In the beloved classic children’s novel “The Secret Garden,” a recently orphaned young girl and her cousin – who was thought to be unable to walk – heal emotionally and physically as they work together to cultivate a previously locked and neglected garden on the old English estate they call home. While the 110-year-old story itself is a work of fiction, the numerous benefits of gardening are very real – so it’s no wonder this pastime continues to flourish as a perennial favorite around the world.

Whether it is the well-manicured, orderly grounds of the nearly 400-year-old gardens at the Palace of Versailles just outside Paris; the Keukenhof in the Netherlands, where more than 7 million flowers burst forth in a riot of color each spring; or the delightful blooms springing from the earth at a local park or conservatory, gardens impart a sense of awe and wonder while inspiring our artistic sensibilities with their designs and colors. A world-renowned horticultural wonder can be found at Lombard’s own Lilacia Park, which boasts more than 700 lilacs and 35,000 tulips annually and was named to the National Register of Historic Places in 2019. Local garden lovers can also get their floral fix at the Elmhurst Park District’s Wilder Park, which features an 83-year-old Conservatory.

The appeal of gardens can have roots in more than just flowers. Some gardens provoke deep thought; Scotland’s Garden of Cosmic Sensibilities – which is open to the public just one day each year – offers whimsical interpretations of natural principles and phenomena such as black holes and the history of the universe, while traditional Japanese rock gardens such as those throughout Kyoto offer tranquil spaces for reflection and meditation. Some gardens pique visitors’ curiosity with their unusual contents; undeterred by the skull and crossbones on the menacing black gates, some 800,000 tourists are drawn each year to the Alnwick Poison Garden in England, which is home to more than 100 species of toxic plants, including hemlock, foxglove and belladonna. Some gardens impart symbolism and important messages; the International Peace Garden on the border of the United States and Canada, for instance, was founded nearly 100 years ago to foster and celebrate peace. Some gardens serve as a testament to the triumph of human ingenuity, like the hydroponic garden growing tomatoes, herbs, lettuces and other plants to feed the staff at Australia’s Davis Station in Antarctica. As you might guess, the staff’s main challenge is to keep everything from freezing!

While visiting a beautiful or unusual garden is certainly an edifying experience, any gardener will tell you that actually working in the space – whether carefully tending herbs, gently pruning a rose bush or digging plump carrots out of the soil – brings its own unique satisfactions.
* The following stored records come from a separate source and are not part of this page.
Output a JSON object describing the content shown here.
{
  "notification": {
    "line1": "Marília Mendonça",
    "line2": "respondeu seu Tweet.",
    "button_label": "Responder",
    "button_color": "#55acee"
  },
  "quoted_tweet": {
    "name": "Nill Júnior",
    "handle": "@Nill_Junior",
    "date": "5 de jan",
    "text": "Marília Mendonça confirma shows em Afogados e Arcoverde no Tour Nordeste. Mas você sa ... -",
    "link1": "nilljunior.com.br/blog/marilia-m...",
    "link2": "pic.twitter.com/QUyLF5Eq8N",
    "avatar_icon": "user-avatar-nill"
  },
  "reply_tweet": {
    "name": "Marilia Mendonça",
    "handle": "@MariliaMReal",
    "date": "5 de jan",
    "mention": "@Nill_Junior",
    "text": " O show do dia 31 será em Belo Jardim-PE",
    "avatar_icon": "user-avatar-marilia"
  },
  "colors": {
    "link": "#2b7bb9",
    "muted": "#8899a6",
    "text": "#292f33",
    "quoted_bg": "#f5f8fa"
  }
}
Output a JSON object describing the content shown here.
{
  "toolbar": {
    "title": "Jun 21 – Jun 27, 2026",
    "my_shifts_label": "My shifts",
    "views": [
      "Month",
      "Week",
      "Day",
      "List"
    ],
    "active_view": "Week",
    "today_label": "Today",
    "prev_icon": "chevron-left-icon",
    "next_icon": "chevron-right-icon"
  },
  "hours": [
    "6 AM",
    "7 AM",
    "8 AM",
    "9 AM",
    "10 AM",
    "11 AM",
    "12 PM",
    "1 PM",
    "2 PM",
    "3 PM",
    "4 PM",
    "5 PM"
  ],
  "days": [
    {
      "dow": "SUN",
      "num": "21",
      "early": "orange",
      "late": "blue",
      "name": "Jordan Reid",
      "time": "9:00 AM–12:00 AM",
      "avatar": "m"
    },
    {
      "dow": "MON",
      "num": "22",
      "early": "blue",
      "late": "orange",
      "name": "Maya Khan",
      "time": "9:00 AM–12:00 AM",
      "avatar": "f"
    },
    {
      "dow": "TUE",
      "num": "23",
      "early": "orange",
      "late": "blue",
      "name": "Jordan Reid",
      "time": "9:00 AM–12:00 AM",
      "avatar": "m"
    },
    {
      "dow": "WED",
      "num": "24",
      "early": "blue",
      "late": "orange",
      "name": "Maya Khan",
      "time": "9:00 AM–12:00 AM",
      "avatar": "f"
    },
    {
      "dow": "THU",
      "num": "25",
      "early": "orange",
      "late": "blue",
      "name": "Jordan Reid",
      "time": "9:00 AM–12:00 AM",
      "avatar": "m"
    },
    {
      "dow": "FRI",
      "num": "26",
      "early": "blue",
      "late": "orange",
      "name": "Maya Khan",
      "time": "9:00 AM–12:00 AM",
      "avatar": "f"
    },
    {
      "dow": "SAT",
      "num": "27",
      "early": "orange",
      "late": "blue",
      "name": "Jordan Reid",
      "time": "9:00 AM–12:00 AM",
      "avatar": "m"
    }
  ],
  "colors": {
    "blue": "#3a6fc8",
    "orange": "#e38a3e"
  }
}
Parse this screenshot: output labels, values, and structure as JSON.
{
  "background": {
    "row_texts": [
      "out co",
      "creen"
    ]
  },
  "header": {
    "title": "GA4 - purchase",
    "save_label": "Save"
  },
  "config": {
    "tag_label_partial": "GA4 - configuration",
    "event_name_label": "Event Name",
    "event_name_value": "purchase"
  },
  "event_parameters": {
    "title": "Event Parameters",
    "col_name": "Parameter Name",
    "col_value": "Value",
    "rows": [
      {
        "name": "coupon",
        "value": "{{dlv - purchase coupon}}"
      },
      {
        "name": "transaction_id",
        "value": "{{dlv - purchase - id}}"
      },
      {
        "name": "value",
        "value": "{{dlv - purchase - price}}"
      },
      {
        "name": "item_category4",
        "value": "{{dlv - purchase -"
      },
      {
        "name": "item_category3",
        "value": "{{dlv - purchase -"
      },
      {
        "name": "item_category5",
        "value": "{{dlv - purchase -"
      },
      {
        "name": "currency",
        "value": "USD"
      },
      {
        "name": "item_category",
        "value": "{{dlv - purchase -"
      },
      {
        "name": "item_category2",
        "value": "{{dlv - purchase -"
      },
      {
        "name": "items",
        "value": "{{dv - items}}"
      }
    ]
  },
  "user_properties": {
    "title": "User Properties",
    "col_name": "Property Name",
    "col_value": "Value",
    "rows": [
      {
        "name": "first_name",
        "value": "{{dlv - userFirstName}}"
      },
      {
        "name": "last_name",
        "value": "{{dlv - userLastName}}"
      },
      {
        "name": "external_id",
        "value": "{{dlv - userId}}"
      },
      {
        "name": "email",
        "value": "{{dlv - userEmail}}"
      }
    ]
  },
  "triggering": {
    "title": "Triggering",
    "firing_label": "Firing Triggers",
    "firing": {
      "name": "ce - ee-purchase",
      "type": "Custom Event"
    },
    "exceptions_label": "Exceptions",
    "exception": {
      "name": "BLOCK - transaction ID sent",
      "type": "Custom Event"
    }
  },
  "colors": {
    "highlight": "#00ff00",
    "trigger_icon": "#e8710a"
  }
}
Outdoor gardening also brings numerous health benefits, such as building strength, fostering better sleep (all that fresh air!), boosting mood and improving memory – so it’s no wonder residents at Lexington Square Elmhurst and Lexington Square Lombard enjoy spending so much time relaxing or working in the retirement communities’ beautiful gardens.

The pandemic has served to further cultivate gardening’s popularity as people around the country and the world continue to seek new ways to beautify their surroundings. Luckily, there

are many opportunities for newly minted gardeners to learn the basics and plant the seeds for success. Staff at local gardening stores, like Hacker’s Glenbard Gardens in Lombard, are always happy to answer questions and help with plant selection, and a wide variety of gardening websites and YouTube channels place a variety of resources right at your fingertips (and soon-to-be green thumb). Members of garden clubs like those in Lombard and Elmhurst also love sharing gardening information and tips. Don’t have the time or space to start a garden at your own home? See if your local park district offers community garden plots like those maintained by the Elmhurst Park District and Lombard Park District.

With the last frost of the season (hopefully) behind us, it is the perfect time to dig into the joys offered by gardens, whether it is a morning spent marveling at nature’s wonders at a local garden, park, forest preserve or arboretum – or an afternoon spent cultivating your own.

Leave a Reply

Your email address will not be published. Required fields are marked *